As we close up our week of alternative rock, I thought it’d be nice to end with a contemporary song. One that was made and released within the last year, that stands as a good example of where alternative music is now.
To do this, I took my cue from the Grammy’s. Our song of the day today comes from Beck’s 2018 album “Colors”, which won the Grammy Award for Best Alternative Music Album this year. I could have also chosen a song from The Arctic Monkey’s “Tranquility Base Hotel & Casino”, or St. Vincent’s “Masseduction”, both of which were nominated. But I think I’ve mentioned both of those albums more than a few times this past year. It’s good to spread the love.
We’ve already seen this week how alternative rock has a close relationship with experimentation. We’ve tracked this trend by looking at Radiohead, Nirvana, and The Flaming Lips, bands that have all paved their own road. Now, we’ll see how artists like Beck are still keeping the tradition of experimentation alive.
“Dreams” is the lead single from Beck’s award-winning album “Colors”. Chances are, you’ve already heard it. There are two versions of the song released with the album. One is dubbed the “Colors Version”. The other includes an extra twenty seconds, and explicit lyrics. So of course, we’ll be looking at the explicit version.
The song is a wild hybrid of styles. It fuses funk, garage rock, pop, and dance, as well as a myriad of instruments and voices to create its textural soundscape. While it follows a simple pop chord progression, there’s little else to Beck’s “Dreams” that is simple.
In an interview with iHeartRadio, Beck sheds some light on the meaning behind the album. “It’s hard to say too much about what this record, Colors, sounds like, because it’ll sound a little different to everybody. But I think you could agree that it has a certain energy; it has a certain sound … something celebratory maybe”.
You can definitely hear the celebratory sound coming out through the production of “Dreams”. The heavy beat and hand claps. The groovy bass. The refreshingly bright guitars. It’s a mood-lifter, for sure.

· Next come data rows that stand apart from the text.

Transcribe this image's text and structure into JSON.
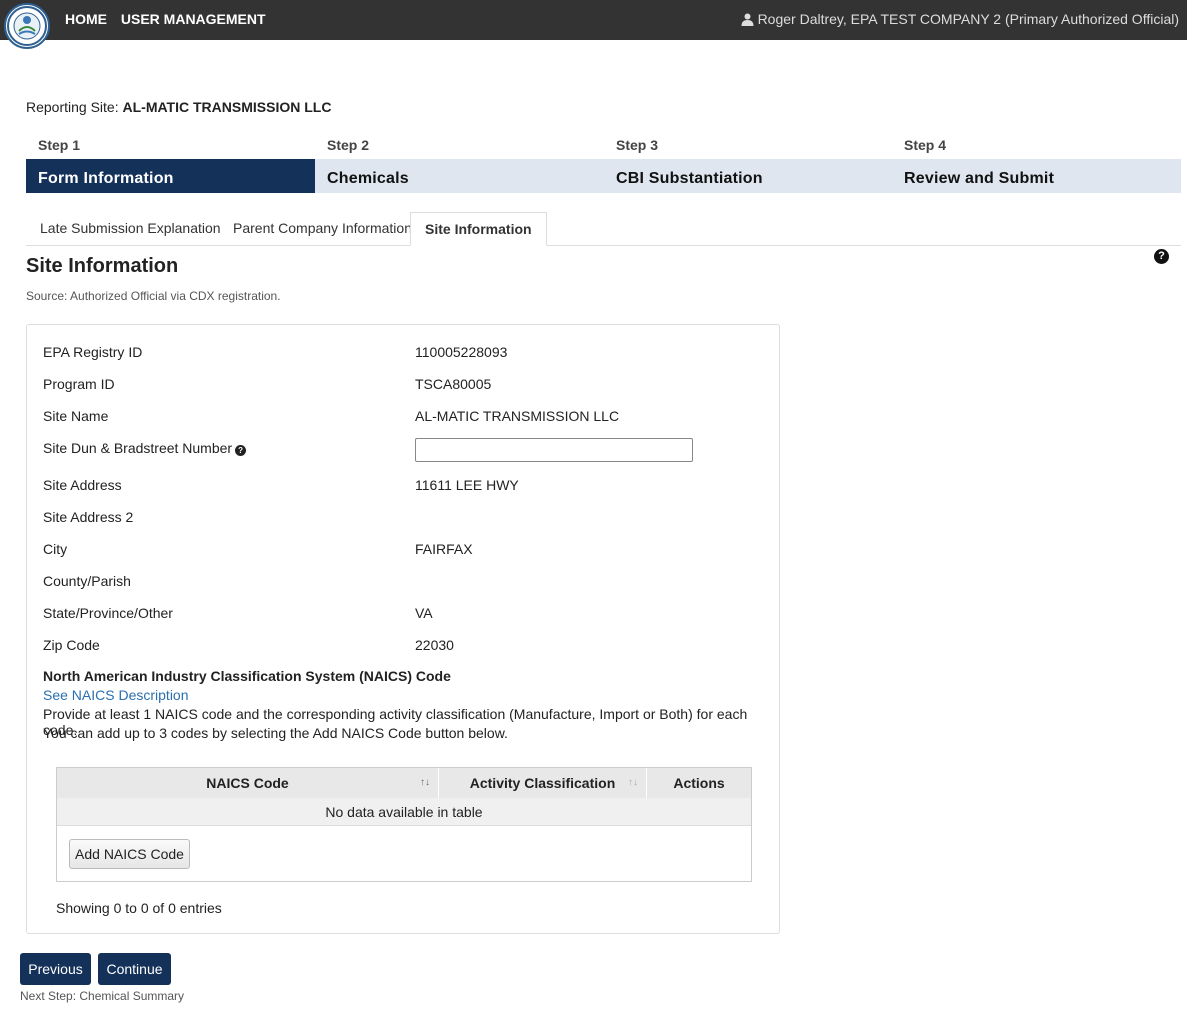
{
  "header": {
    "nav": [
      "HOME",
      "USER MANAGEMENT"
    ],
    "user": "Roger Daltrey, EPA TEST COMPANY 2 (Primary Authorized Official)"
  },
  "reporting_site": {
    "label": "Reporting Site:",
    "value": "AL-MATIC TRANSMISSION LLC"
  },
  "steps": [
    {
      "num": "Step 1",
      "label": "Form Information"
    },
    {
      "num": "Step 2",
      "label": "Chemicals"
    },
    {
      "num": "Step 3",
      "label": "CBI Substantiation"
    },
    {
      "num": "Step 4",
      "label": "Review and Submit"
    }
  ],
  "tabs": [
    "Late Submission Explanation",
    "Parent Company Information",
    "Site Information"
  ],
  "section": {
    "title": "Site Information",
    "source": "Source: Authorized Official via CDX registration."
  },
  "fields": [
    {
      "label": "EPA Registry ID",
      "value": "110005228093"
    },
    {
      "label": "Program ID",
      "value": "TSCA80005"
    },
    {
      "label": "Site Name",
      "value": "AL-MATIC TRANSMISSION LLC"
    },
    {
      "label": "Site Dun & Bradstreet Number",
      "value": ""
    },
    {
      "label": "Site Address",
      "value": "11611 LEE HWY"
    },
    {
      "label": "Site Address 2",
      "value": ""
    },
    {
      "label": "City",
      "value": "FAIRFAX"
    },
    {
      "label": "County/Parish",
      "value": ""
    },
    {
      "label": "State/Province/Other",
      "value": "VA"
    },
    {
      "label": "Zip Code",
      "value": "22030"
    }
  ],
  "naics": {
    "title": "North American Industry Classification System (NAICS) Code",
    "link": "See NAICS Description",
    "p1": "Provide at least 1 NAICS code and the corresponding activity classification (Manufacture, Import or Both) for each code.",
    "p2": "You can add up to 3 codes by selecting the Add NAICS Code button below.",
    "columns": [
      "NAICS Code",
      "Activity Classification",
      "Actions"
    ],
    "empty": "No data available in table",
    "add_button": "Add NAICS Code",
    "showing": "Showing 0 to 0 of 0 entries"
  },
  "footer": {
    "previous": "Previous",
    "continue": "Continue",
    "next_step": "Next Step: Chemical Summary"
  }
}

From the first lines, Beck makes it clear that he isn’t encouraging dreaming. Instead, the song is an attempt to shake all the dreaming people awake.
“Come on out of your dreams

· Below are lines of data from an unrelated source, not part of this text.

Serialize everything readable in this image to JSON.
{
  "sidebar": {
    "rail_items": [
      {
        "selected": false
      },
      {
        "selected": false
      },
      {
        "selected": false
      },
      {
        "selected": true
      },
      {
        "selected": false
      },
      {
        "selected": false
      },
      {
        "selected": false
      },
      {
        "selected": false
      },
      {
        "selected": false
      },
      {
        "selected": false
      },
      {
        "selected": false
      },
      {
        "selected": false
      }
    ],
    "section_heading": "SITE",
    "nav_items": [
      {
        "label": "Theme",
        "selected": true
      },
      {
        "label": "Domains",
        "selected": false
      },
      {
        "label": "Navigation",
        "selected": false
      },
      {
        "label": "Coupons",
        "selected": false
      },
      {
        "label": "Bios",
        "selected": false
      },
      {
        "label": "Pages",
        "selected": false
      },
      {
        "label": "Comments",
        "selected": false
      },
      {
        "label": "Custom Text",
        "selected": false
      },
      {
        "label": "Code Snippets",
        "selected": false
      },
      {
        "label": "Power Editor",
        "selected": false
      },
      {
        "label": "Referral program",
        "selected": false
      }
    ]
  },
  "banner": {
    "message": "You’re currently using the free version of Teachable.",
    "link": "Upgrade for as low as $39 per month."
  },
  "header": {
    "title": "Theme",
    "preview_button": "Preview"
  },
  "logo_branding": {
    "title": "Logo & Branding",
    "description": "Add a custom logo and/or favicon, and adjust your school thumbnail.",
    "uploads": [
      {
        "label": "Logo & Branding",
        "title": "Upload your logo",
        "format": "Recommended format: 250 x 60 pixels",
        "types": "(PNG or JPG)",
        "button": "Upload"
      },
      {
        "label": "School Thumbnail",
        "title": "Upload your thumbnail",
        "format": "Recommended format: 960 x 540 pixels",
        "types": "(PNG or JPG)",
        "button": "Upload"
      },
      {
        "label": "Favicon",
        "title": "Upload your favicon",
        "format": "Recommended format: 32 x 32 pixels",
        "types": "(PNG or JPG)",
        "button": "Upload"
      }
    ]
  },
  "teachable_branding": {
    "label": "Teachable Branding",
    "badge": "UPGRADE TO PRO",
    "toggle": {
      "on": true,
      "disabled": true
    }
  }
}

And wake up from your rêverie
Time is here, don’t go to sleep
Streets are running on the brink”
These opening lines are a call to action. Beck is trying to help people escape from escapism as a coping mechanism for hard times. “Streets are running on the brink” could refer to the protests and political turmoil that we’ve all seen the past few years. And with the internet at our fingertips, escaping from the news cycle is as easy as deleting an app. The last lines of the first verse pound the message home.
“‘Cause there’s trouble on the way
Oh, there’s trouble on the way
Oh, get a dog and pony for a judgment day”
While it seems pretty clear what the song’s message is, the lyrics throughout the rest of the song seem almost contradictory. Take the pre-chorus section, for example.
“Here we are (oh oh oh)
Running circles, around around around around (oh oh oh)
When nothing’s right, just close your eyes
Close your eyes and you’re gone”
Here, Beck seems to be encouraging escapism. Or maybe he’s commenting on how easy it can be to escape reality when life gets too hard.
Last year, “Dreams” made my list of top ten songs of 2018. When “Colors” first came out, it was the soundtrack for my life for about a month. While I wouldn’t say that “Dreams” was my favorite alternative rock song that came out last year, it’s definitely up there. It’s more than earned a spot alongside the other songs we covered this week. Best Alternative Music Album? Check. Experimental? Check. Fun and interesting to listen to? Check and check.
That wraps up our week of alternative rock songs. Next week, we’ll switch things up again with another genre.